I have sometimes wondered idly what our own home smelled like, but could never really identify this.

Today, SR left his wallet at home and I went downstairs to give it to him. When I walked back into the house – it smelled heavenly!
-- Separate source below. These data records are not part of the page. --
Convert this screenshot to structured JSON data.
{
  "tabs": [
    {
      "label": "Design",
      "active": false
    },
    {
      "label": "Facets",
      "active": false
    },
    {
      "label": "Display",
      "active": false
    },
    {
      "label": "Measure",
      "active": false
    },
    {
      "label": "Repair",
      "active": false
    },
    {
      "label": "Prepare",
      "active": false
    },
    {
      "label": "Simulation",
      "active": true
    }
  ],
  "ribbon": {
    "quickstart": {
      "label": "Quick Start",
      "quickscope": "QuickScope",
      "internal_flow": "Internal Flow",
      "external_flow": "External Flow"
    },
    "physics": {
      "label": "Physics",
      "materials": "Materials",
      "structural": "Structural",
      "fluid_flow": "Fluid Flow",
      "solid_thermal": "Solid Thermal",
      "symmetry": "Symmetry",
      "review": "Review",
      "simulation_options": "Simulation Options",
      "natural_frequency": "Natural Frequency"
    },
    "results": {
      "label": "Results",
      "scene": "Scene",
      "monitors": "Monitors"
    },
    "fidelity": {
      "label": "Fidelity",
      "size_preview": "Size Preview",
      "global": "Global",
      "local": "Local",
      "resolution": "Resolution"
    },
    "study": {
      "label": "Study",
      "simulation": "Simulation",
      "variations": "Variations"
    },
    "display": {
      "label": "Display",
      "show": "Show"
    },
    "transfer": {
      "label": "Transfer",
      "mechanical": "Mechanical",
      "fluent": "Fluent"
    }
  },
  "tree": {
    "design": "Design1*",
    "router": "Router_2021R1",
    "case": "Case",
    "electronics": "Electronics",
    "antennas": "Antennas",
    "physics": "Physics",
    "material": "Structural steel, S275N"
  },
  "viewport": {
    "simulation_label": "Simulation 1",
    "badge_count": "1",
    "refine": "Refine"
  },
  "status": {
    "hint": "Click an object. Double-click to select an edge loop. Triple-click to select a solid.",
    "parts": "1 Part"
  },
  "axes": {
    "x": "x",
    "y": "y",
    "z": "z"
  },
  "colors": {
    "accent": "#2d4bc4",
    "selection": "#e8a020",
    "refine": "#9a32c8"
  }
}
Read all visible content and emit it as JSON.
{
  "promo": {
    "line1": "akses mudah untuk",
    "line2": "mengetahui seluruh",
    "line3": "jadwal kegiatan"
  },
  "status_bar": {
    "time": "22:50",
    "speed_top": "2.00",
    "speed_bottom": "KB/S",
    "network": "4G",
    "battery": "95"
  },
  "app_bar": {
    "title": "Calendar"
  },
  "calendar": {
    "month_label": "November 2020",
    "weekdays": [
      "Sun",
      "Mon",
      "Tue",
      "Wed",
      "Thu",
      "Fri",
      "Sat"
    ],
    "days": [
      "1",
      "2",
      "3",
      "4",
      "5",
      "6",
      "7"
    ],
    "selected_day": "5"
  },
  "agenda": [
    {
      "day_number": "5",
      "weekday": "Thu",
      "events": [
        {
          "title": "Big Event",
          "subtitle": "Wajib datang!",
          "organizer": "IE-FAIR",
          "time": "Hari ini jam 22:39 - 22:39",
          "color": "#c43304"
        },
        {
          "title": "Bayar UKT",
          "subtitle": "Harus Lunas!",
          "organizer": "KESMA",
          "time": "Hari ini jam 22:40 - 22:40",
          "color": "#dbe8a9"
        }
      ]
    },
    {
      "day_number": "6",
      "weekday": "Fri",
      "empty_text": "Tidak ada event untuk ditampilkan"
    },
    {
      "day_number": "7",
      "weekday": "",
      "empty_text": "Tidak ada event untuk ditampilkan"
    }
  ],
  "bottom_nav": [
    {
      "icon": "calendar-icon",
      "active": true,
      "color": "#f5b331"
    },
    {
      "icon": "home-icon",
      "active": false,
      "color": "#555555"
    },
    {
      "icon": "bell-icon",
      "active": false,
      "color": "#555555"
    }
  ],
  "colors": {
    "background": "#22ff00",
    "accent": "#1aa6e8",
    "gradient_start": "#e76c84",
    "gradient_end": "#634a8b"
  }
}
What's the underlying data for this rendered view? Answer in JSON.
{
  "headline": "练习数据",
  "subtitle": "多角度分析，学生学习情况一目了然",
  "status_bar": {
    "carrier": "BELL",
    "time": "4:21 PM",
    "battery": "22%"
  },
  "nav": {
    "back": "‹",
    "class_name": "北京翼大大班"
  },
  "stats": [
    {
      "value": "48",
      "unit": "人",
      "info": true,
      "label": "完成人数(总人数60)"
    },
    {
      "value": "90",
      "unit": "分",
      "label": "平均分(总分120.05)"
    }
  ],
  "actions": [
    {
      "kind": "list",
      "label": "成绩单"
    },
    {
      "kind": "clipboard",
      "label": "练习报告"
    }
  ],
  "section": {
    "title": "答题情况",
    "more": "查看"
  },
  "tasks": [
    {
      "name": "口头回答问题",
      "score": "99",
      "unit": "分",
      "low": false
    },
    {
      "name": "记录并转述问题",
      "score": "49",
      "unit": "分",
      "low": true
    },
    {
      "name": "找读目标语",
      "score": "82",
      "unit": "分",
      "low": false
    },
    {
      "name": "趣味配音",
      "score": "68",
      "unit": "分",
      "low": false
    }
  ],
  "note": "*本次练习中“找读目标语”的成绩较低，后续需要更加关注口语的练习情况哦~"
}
There was the scent of my upma, of coffee, of incense and the lingering smell of SR’s deo.

In that one moment when I walked back into the house, it was as though all those beloved scents of the past had come rushing in.

Truly, joy in the morning! 🙂